TEMPERATURE & HUMIDITY
38 GUIDES | 208 PAGES | 2 FEATURED | 3 POPULAR
To get precision and accuracy out of your platinum (PT100 or PT1000) RTD you must use an amplifier that is designed to read the low resistance. Better yet, have an amplifier that can automatically adjust and compensate for the resistance of the connecting wires. If you're looking for a great RTD sensor, today is your lucky day because we have a lovely Adafruit RTD Sensor Amplifier with the MAX31865 breakout for use with any 2, 3 or 4 wire PT100 RTD!
Peltier cooler + Trinket M0 + CircuitPython = refreshing drinks! This project uses a thermoelectric cooling assembly to turn electricity into coldness!! That chill is transferred to your beverage of choice via thermal conductivity, and then transported safely to your drinking glass with a peristaltic pump. Ahhhh.
Everything you need to prototype an IoT device and connect it to Google IoT Core. This kit comprises a Raspberry Pi3, GPIO breakout cable, breadboard, cables and wealth of sensors and actuators. Google Cloud IoT Core is a fully managed service to easily and securely connect, manage, and ingest data from globally dispersed devices.
Thermocouples are very sensitive, requiring a good amplifier with a cold-compensation reference, as well as calculations to handle any non-linearities. For a long time we've suggested our MAX31855K breakout, which works great but is only for K-type thermocouples. Now we're happy to offer a great new thermocouple amplifier/converter that can handle just about any type of thermocouple, and even has the ability to give you notification when the temperature goes out of range, or a fault occurs. Very fancy! This converter communicates over 4-wire SPI and can interface with any K, J, N, R, S, T, E, or B type thermocouple
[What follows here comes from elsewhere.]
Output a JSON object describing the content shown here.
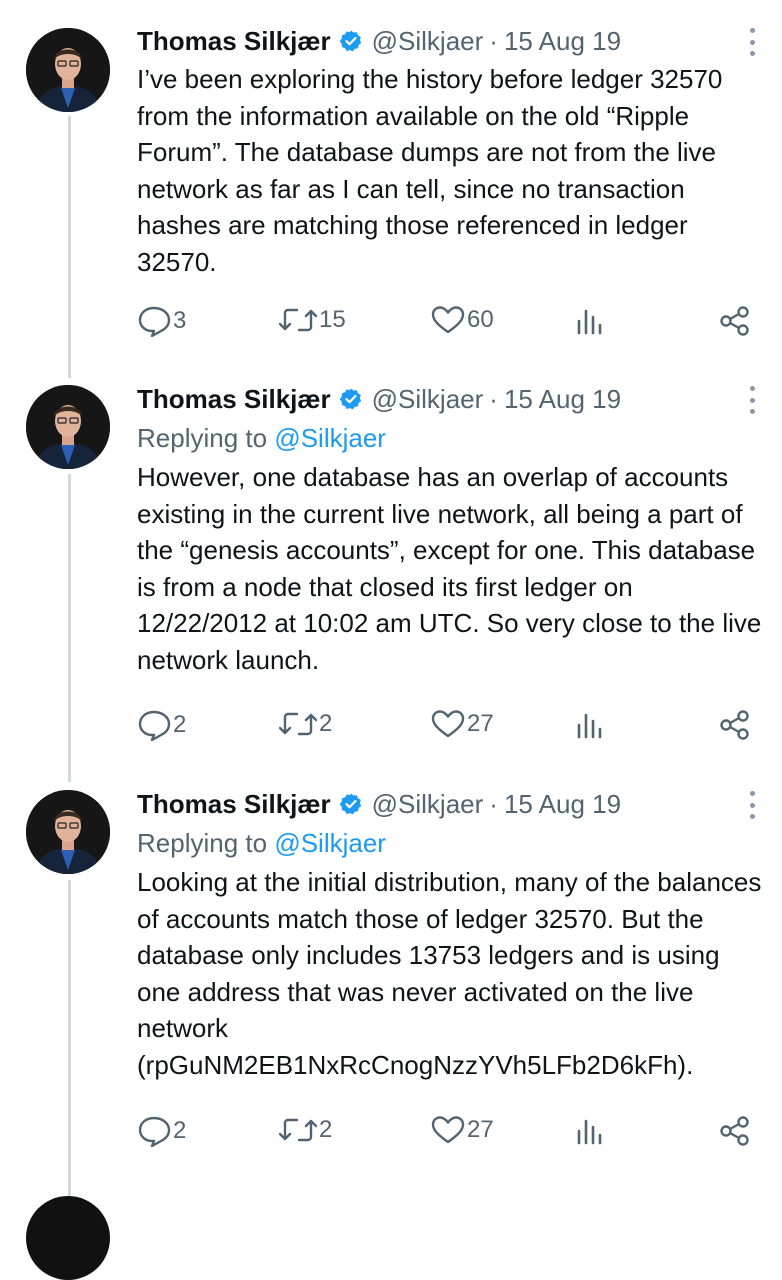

It's summer and you're sweating and your hair's all frizzy and all you really want to know is why the weatherman said this morning that today's relative humidity would max out at a perfectly reasonable 52% when it feels more like 77%. Enter the HDC1008 Temperature + Humidity Sensor - the best way to prove the weatherman wrong!
Unlike most of the other temperature sensors we have, this breakout has a really cool IR sensor from TI that can measure the temperature of an object without touching it. The TMP007 is the latest thermopile sensor from TI, and is an update of the TMP006. The internal math engine does all the temperature calculations so its easier to integrate
The BMP183 is the next-generation of sensors from Bosch, and is the fraternal twin of the BMP180 - with a low altitude noise of 0.25m and the same fast conversion time. It has the same specifications, but uses SPI instead of I2C. This is great for users where there is an I2C address collision, they want more than one sensor on a single microcontroller, more flexibility on pin usage, or just prefer the simplicity of SPI.
It's summer and you're sweating and your hair's all frizzy and all you really want to know is why the weatherman said this morning that today's relative humidity would max out at a perfectly reasonable 52% when it feels more like 77%. Enter the HTU21D-F Temperature + Humidity Sensor - the best way to prove the weatherman wrong!
This cyber-tronic looking sensor hides a secret behind it's glimmering eye. Unlike most temperature sensors, this sensor measures infrared light bouncing off of remote objects so it can sense temperature without having to touch them physically. Simply point the sensor towards what you want to measure and it will detect the temperature by absorbing IR waves emitted. Because it doesn't have to touch the object it's measuring, it can sense a wider range of temperatures than most digital sensors: from -70°C to +138°C It takes the measurement over an 90-degree field of view so it can be handy for determining the average temperature of an area.
This project combines a whole heap of modules to enable a Raspberry Pi to power a large 1.2 inch 4 digit 7 segment display. A small switch switches the display between showing the temperature and the current time. The project uses a real-time clock (RTC) to ensure that the Pi always has the correct time, even if it is not connected to the Internet.